◆ HOW TO COMPLETE THIS TASK: What you return should be each line of the data containing the string "Basic".

Website and app data records:

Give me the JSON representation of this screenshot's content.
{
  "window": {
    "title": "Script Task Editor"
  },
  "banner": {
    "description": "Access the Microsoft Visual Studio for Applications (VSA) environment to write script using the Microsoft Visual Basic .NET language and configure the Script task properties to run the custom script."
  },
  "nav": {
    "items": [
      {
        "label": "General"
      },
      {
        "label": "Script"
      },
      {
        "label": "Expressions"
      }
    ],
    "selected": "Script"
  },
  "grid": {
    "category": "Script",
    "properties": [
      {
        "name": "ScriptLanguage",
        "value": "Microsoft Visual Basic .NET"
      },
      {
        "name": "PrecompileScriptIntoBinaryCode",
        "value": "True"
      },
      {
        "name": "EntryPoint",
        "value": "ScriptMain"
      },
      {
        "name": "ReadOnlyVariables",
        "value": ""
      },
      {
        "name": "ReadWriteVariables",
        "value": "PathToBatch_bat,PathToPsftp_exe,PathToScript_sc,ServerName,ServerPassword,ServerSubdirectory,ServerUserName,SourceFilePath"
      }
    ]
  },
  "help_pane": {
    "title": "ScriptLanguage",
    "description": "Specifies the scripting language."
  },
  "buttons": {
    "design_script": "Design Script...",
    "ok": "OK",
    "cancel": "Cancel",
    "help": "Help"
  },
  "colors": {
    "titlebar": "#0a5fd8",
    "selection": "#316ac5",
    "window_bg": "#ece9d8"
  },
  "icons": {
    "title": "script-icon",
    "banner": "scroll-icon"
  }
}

◆ EXPECTED ANSWER:
    "description": "Access the Microsoft Visual Studio for Applications (VSA) environment to write script using the Microsoft Visual Basic .NET language and configure the Script task properties to run the custom script."
        "value": "Microsoft Visual Basic .NET"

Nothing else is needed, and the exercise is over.